"Our approach to this is that the primary beneficiary to the NYMF process are writers," said Isaac Robert Hurwitz, executive director and producer of NYMF. "In trying to find a solution that enables the festival to become more self-sustaining, we thought it was more appropriate that the funds come from the most successful of our alumni, rather than hitting the shows that hadn't yet made it." Hurwitz added that the rights clause was applied to a few of last season's shows.
Regarding Sevush's charge that, as a presenting body, NYMF had no right to such a long-reaching claim on rights, Hurwitz responded, "I would say we are not commercial producers here, but we do produce the festival. The structure of the festival is really a hybrid. We don't just say, 'We're throwing a festival, come as you are.' And certainly we're not paying for everything. But we do put a lot into each show. The reality is we have to put a lot of resources into these shows, and in order to continue to do that, somehow, somewhere, someone has to pay for that."
In a formal response to the Guild charges, NYMF posted a letter on its website saying "Musicals — even on a NYMF level — are expensive, and we spend as much as $30,000 on each show in the festival. That's more than some individual producers raise or spend on their own shows. And it's not counting donated equipment and services from festival sponsors, or the additional assistance NYMF gives to writers to help them raise money... We specifically chose not to demand income from future third-party producers, as many other theatre companies do, because doing so would encumber the project — making it less likely to be optioned or produced. Instead, we carefully structured our contract so that if — and only if — writers benefit substantially from NYMF's support, they give back a small percentage so that we can provide similar opportunities to future generations of writers. We think that's fair."
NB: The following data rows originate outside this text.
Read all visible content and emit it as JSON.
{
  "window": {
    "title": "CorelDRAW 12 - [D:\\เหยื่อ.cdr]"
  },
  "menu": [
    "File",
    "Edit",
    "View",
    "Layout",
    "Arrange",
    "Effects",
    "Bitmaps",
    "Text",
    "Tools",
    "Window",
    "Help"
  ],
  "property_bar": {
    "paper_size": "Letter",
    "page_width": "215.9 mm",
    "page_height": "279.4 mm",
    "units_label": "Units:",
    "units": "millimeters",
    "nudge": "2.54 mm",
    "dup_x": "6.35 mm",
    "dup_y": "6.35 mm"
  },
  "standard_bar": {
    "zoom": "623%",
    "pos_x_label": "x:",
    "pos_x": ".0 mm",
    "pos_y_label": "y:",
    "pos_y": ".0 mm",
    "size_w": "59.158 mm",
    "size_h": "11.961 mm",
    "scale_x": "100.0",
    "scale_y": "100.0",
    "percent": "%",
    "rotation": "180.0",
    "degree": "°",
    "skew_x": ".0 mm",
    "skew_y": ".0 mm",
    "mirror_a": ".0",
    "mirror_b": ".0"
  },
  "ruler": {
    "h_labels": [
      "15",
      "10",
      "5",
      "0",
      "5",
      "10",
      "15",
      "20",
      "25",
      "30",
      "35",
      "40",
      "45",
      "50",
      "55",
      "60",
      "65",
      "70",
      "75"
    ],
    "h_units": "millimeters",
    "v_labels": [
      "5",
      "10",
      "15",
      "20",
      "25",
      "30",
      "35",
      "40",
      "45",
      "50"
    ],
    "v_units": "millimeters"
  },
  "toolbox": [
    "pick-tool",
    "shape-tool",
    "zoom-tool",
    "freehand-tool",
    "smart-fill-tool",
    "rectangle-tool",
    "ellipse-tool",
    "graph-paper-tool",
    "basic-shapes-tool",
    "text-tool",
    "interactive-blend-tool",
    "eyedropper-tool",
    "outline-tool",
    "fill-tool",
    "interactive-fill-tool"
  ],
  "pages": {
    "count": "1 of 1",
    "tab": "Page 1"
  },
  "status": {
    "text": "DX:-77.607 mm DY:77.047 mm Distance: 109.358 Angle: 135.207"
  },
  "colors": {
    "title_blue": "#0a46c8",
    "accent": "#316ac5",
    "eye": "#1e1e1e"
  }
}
Sevush did not buy NYMF's economic-necessity argument, saying that finding sustaining funding from the artists you host was a self-defeating approach and contrary to the festival's purpose. "You are ensuring your future on the backs of people who you've been given a nonprofit structure to benefit," said Sevush. "If [NYMF] can't make a go of it without doing that, then they'll go out of business, and someone else will pop up. Then they're not managing themselves very well, and the market will take care of them. But what they shouldn't do is tax the writers who they've given a special [nonprofit] status to benefit. Everyone's hurting today, including the writers."
The New York Musical Theatre Festival is arguably in a position to ask for whatever it wants. Over the past six years, NYMF, which began in 2004, has become a prime showcase for young composers and lyricists. Shows that have seen festival workshop springboard into praised nonprofit and commercial productions include [title of show], Gutenberg: The Musical, Next to Normal, Room, Yank! and Altar Boyz. The few dozen or so available slots in each autumn presentation have become highly sought after. This year's festival runs Sept. 27 to Oct. 17.
However, the subsidiary rights issue may cost the festival in other areas, particularly losing its support from the musical theatre community. On his blog, Tony-winning composer Jason Robert Brown, an artistic advisor for the Festival, wrote: "I have been associated with New York Musical Festival (NYMF) in the past, and therefore I feel a certain responsibility to make sure that they are held accountable for detestable practices and abuses." Sevush said that he had heard from other prominent Guild members, such as composer Stephen Schwartz, who planned to take up the topic with the Festival. Many Guild members function in advisory or juror capacities at the festival. Sevush said he expected many members to withdraw their support or participation.
"It would be great if someone could endow us," said Hurwitz. "But that's not reality. This was the most fair option we could come up with."
It is not yet clear if applicants whose shows have been accepted into the 2010 festival will withdraw due to the subsidiary rights issue.